The records below should be written out again, exactly.
== Provided records ==
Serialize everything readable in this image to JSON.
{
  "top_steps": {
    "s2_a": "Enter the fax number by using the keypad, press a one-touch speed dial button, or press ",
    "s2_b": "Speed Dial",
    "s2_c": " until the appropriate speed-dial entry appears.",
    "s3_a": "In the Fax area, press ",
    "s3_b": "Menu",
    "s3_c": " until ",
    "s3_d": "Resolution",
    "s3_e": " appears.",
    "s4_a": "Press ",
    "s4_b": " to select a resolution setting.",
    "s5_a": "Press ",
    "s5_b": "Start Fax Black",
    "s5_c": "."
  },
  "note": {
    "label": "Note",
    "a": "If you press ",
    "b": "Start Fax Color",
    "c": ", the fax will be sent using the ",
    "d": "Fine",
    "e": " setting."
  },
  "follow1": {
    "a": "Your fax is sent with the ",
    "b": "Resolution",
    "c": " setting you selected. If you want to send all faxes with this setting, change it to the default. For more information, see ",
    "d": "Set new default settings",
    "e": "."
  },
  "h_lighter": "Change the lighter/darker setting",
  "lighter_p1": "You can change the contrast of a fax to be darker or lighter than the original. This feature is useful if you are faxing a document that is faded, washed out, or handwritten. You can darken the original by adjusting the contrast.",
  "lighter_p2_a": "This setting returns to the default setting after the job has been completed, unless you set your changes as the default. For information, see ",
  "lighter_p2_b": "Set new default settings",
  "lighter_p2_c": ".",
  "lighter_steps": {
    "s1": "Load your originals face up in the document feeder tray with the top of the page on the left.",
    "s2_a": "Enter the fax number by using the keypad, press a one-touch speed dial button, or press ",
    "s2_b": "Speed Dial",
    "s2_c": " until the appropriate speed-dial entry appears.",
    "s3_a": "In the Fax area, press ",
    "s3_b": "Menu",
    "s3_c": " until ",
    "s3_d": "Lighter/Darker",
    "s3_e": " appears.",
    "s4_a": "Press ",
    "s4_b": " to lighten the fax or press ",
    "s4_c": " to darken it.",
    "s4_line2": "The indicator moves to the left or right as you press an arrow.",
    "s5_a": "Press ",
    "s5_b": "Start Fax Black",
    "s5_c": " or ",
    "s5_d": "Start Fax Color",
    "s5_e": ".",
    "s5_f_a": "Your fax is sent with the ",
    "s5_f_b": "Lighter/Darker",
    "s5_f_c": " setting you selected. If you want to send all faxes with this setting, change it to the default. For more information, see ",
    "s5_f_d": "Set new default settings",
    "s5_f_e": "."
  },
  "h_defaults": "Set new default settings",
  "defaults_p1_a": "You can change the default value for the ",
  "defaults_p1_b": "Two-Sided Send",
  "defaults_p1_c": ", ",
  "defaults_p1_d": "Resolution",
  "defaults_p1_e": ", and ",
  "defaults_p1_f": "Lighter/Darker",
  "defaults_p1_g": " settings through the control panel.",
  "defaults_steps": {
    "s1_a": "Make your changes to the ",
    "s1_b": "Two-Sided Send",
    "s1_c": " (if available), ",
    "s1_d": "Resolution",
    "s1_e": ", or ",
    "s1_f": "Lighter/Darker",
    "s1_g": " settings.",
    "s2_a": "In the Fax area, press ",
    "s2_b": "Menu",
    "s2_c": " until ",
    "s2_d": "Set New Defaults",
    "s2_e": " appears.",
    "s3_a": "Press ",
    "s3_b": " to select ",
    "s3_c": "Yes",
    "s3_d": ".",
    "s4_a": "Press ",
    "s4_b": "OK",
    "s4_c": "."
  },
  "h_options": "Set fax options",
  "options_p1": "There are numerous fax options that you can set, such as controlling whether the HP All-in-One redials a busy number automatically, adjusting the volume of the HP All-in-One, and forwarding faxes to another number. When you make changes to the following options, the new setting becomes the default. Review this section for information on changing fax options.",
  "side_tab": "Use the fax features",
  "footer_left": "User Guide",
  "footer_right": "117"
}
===
### Answer below
Serialize everything readable in this image to JSON.
{
  "top_steps": {
    "s2_a": "Enter the fax number by using the keypad, press a one-touch speed dial button, or press ",
    "s2_b": "Speed Dial",
    "s2_c": " until the appropriate speed-dial entry appears.",
    "s3_a": "In the Fax area, press ",
    "s3_b": "Menu",
    "s3_c": " until ",
    "s3_d": "Resolution",
    "s3_e": " appears.",
    "s4_a": "Press ",
    "s4_b": " to select a resolution setting.",
    "s5_a": "Press ",
    "s5_b": "Start Fax Black",
    "s5_c": "."
  },
  "note": {
    "label": "Note",
    "a": "If you press ",
    "b": "Start Fax Color",
    "c": ", the fax will be sent using the ",
    "d": "Fine",
    "e": " setting."
  },
  "follow1": {
    "a": "Your fax is sent with the ",
    "b": "Resolution",
    "c": " setting you selected. If you want to send all faxes with this setting, change it to the default. For more information, see ",
    "d": "Set new default settings",
    "e": "."
  },
  "h_lighter": "Change the lighter/darker setting",
  "lighter_p1": "You can change the contrast of a fax to be darker or lighter than the original. This feature is useful if you are faxing a document that is faded, washed out, or handwritten. You can darken the original by adjusting the contrast.",
  "lighter_p2_a": "This setting returns to the default setting after the job has been completed, unless you set your changes as the default. For information, see ",
  "lighter_p2_b": "Set new default settings",
  "lighter_p2_c": ".",
  "lighter_steps": {
    "s1": "Load your originals face up in the document feeder tray with the top of the page on the left.",
    "s2_a": "Enter the fax number by using the keypad, press a one-touch speed dial button, or press ",
    "s2_b": "Speed Dial",
    "s2_c": " until the appropriate speed-dial entry appears.",
    "s3_a": "In the Fax area, press ",
    "s3_b": "Menu",
    "s3_c": " until ",
    "s3_d": "Lighter/Darker",
    "s3_e": " appears.",
    "s4_a": "Press ",
    "s4_b": " to lighten the fax or press ",
    "s4_c": " to darken it.",
    "s4_line2": "The indicator moves to the left or right as you press an arrow.",
    "s5_a": "Press ",
    "s5_b": "Start Fax Black",
    "s5_c": " or ",
    "s5_d": "Start Fax Color",
    "s5_e": ".",
    "s5_f_a": "Your fax is sent with the ",
    "s5_f_b": "Lighter/Darker",
    "s5_f_c": " setting you selected. If you want to send all faxes with this setting, change it to the default. For more information, see ",
    "s5_f_d": "Set new default settings",
    "s5_f_e": "."
  },
  "h_defaults": "Set new default settings",
  "defaults_p1_a": "You can change the default value for the ",
  "defaults_p1_b": "Two-Sided Send",
  "defaults_p1_c": ", ",
  "defaults_p1_d": "Resolution",
  "defaults_p1_e": ", and ",
  "defaults_p1_f": "Lighter/Darker",
  "defaults_p1_g": " settings through the control panel.",
  "defaults_steps": {
    "s1_a": "Make your changes to the ",
    "s1_b": "Two-Sided Send",
    "s1_c": " (if available), ",
    "s1_d": "Resolution",
    "s1_e": ", or ",
    "s1_f": "Lighter/Darker",
    "s1_g": " settings.",
    "s2_a": "In the Fax area, press ",
    "s2_b": "Menu",
    "s2_c": " until ",
    "s2_d": "Set New Defaults",
    "s2_e": " appears.",
    "s3_a": "Press ",
    "s3_b": " to select ",
    "s3_c": "Yes",
    "s3_d": ".",
    "s4_a": "Press ",
    "s4_b": "OK",
    "s4_c": "."
  },
  "h_options": "Set fax options",
  "options_p1": "There are numerous fax options that you can set, such as controlling whether the HP All-in-One redials a busy number automatically, adjusting the volume of the HP All-in-One, and forwarding faxes to another number. When you make changes to the following options, the new setting becomes the default. Review this section for information on changing fax options.",
  "side_tab": "Use the fax features",
  "footer_left": "User Guide",
  "footer_right": "117"
}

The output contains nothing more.